TASK INPUT:
^^^^^^^^^^^^^^^^

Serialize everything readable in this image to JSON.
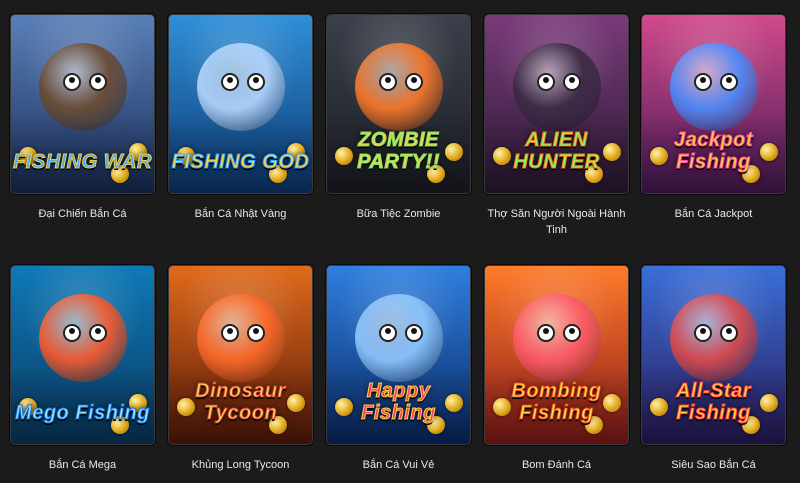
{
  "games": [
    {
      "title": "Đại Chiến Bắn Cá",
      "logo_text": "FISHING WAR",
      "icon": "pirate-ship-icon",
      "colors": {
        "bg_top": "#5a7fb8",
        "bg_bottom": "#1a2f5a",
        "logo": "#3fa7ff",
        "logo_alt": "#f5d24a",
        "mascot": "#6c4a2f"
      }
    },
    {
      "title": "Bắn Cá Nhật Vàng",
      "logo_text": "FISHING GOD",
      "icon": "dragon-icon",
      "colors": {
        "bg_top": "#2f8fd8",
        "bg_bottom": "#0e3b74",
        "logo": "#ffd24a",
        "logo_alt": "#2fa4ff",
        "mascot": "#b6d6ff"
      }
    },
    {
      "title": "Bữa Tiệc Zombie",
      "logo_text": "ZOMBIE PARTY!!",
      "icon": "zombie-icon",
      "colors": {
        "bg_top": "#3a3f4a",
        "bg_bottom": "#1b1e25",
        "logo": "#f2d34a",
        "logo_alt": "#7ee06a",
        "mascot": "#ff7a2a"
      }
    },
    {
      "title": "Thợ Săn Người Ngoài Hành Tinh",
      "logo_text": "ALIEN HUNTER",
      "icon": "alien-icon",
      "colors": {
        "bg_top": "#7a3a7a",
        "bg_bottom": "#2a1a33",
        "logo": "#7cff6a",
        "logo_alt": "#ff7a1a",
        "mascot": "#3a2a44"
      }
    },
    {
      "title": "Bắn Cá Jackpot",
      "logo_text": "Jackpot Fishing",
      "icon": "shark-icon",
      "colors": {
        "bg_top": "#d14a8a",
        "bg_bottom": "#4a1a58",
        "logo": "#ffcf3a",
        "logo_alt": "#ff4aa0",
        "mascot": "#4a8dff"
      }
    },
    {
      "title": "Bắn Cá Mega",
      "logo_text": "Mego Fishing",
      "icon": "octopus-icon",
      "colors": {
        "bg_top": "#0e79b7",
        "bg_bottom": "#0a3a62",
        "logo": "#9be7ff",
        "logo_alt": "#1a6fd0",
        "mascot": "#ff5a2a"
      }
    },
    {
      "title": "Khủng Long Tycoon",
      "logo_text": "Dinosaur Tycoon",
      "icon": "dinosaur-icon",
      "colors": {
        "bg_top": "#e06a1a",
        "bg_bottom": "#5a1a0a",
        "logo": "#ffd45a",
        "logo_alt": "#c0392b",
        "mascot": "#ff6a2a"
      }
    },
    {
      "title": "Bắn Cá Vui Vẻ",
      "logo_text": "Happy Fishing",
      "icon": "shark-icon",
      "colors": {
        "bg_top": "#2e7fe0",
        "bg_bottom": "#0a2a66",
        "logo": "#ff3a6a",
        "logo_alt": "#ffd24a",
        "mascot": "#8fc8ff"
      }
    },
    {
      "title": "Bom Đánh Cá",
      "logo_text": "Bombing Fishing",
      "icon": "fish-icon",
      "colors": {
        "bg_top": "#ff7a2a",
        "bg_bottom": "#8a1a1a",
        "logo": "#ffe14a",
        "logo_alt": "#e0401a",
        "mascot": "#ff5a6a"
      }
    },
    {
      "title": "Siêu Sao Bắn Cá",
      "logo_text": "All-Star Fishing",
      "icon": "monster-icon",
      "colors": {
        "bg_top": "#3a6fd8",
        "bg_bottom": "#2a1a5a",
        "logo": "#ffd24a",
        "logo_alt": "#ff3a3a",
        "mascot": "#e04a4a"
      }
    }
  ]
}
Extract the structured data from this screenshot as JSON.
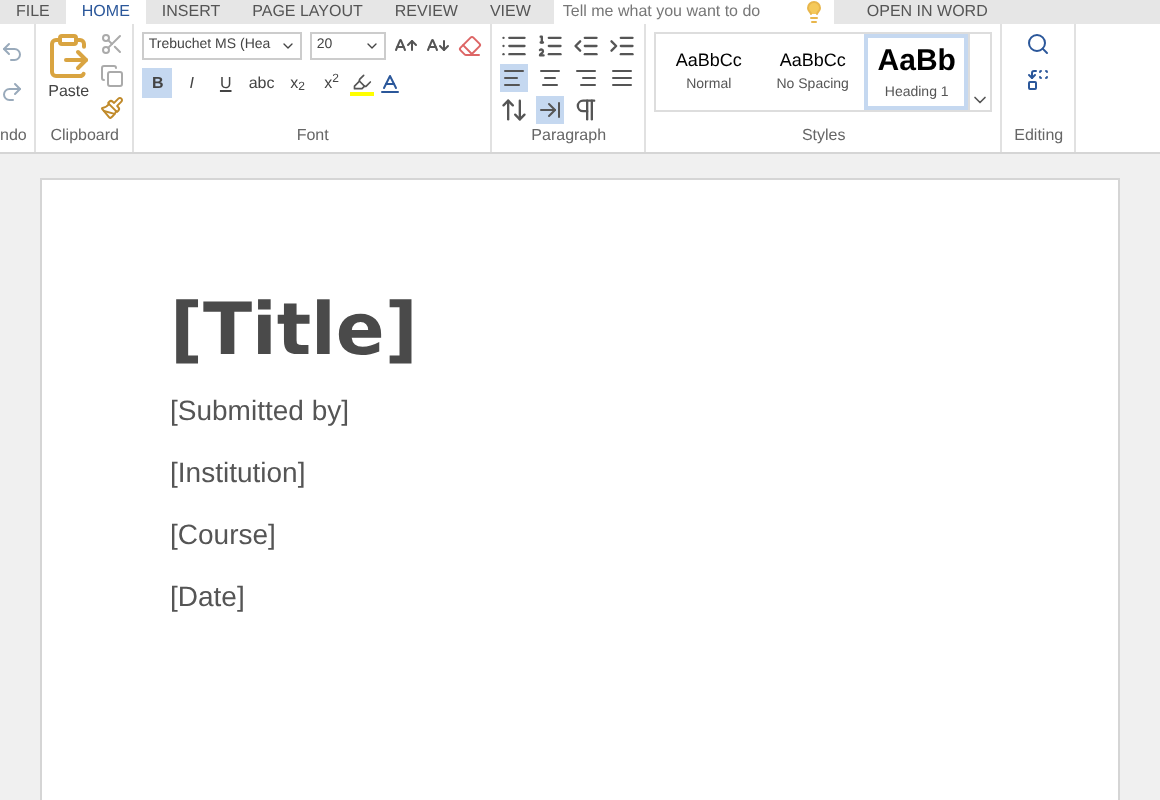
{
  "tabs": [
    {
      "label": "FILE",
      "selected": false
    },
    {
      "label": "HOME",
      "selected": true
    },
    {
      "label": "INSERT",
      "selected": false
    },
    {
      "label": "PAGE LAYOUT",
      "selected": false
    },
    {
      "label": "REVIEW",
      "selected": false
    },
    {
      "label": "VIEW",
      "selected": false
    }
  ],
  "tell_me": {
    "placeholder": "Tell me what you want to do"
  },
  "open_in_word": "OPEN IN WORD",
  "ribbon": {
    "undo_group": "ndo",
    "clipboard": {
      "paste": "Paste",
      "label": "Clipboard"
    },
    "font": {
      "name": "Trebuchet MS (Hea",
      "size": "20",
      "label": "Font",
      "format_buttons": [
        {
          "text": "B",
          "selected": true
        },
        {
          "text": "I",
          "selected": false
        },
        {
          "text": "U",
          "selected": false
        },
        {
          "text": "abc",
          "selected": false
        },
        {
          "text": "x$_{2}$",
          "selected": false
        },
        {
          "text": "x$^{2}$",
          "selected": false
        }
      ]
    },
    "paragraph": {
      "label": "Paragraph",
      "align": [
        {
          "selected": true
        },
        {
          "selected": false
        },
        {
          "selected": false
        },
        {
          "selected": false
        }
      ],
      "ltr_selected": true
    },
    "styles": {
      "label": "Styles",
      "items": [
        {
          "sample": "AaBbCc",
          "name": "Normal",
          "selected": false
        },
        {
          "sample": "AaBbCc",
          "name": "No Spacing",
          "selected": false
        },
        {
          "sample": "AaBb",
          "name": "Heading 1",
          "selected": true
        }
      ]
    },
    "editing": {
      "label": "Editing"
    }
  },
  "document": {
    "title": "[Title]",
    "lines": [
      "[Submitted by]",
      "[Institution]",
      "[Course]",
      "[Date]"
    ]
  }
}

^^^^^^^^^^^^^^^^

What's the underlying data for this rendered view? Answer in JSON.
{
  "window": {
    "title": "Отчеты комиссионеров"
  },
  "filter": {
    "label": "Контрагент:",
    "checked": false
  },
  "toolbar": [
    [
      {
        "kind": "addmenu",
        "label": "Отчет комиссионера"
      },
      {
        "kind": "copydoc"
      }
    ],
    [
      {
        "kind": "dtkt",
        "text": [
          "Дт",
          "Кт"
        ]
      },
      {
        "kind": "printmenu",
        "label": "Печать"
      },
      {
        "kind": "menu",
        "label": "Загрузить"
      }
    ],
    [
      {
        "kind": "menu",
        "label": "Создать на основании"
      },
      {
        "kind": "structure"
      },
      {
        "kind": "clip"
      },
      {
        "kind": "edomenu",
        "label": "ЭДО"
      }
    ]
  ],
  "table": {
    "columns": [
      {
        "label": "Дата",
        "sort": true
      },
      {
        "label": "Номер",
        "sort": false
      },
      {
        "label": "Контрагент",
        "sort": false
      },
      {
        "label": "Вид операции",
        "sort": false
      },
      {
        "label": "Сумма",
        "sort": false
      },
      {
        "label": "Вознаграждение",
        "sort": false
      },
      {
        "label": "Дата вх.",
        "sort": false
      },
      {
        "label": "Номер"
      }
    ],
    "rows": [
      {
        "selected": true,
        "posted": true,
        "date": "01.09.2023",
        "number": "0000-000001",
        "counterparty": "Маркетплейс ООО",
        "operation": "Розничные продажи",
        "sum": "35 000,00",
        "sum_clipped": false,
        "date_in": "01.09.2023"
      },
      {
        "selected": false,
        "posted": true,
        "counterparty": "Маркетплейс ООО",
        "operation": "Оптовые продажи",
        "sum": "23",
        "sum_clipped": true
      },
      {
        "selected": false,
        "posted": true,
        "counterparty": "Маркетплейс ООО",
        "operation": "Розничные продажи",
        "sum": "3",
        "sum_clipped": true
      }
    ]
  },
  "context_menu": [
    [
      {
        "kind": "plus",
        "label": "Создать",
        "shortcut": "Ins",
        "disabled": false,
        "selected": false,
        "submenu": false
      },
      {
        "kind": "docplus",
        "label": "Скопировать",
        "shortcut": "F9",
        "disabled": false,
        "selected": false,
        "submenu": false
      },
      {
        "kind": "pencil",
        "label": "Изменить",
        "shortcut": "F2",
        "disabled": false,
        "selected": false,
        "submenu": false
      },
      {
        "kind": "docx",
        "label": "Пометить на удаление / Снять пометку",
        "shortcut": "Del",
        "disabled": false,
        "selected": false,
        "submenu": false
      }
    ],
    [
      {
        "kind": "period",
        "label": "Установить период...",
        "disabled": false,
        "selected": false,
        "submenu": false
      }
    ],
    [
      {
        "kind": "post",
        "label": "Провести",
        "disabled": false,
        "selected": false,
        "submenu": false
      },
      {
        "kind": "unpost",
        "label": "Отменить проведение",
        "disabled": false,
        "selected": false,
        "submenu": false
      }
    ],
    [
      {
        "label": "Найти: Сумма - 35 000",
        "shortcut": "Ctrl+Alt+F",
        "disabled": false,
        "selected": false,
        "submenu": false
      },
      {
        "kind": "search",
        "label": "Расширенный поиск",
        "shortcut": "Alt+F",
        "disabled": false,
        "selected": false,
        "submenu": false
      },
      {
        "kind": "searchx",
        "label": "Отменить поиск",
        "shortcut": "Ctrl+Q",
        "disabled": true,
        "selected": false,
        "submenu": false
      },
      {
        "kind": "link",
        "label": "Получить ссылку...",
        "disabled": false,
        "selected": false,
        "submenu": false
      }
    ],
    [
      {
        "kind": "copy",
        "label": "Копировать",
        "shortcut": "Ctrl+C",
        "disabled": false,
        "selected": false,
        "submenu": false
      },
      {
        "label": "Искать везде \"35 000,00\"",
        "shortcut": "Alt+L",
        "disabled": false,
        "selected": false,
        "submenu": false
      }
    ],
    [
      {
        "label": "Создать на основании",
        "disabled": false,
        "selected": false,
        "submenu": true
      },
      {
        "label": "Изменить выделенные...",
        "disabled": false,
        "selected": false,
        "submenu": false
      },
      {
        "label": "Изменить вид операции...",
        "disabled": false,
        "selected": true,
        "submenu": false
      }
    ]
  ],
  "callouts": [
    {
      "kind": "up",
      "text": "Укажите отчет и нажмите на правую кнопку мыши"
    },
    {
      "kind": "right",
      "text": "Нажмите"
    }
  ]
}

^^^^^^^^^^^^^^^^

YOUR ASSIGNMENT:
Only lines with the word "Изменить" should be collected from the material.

SOLUTION TO THIS TASK:
        "label": "Изменить",
        "label": "Изменить выделенные...",
        "label": "Изменить вид операции...",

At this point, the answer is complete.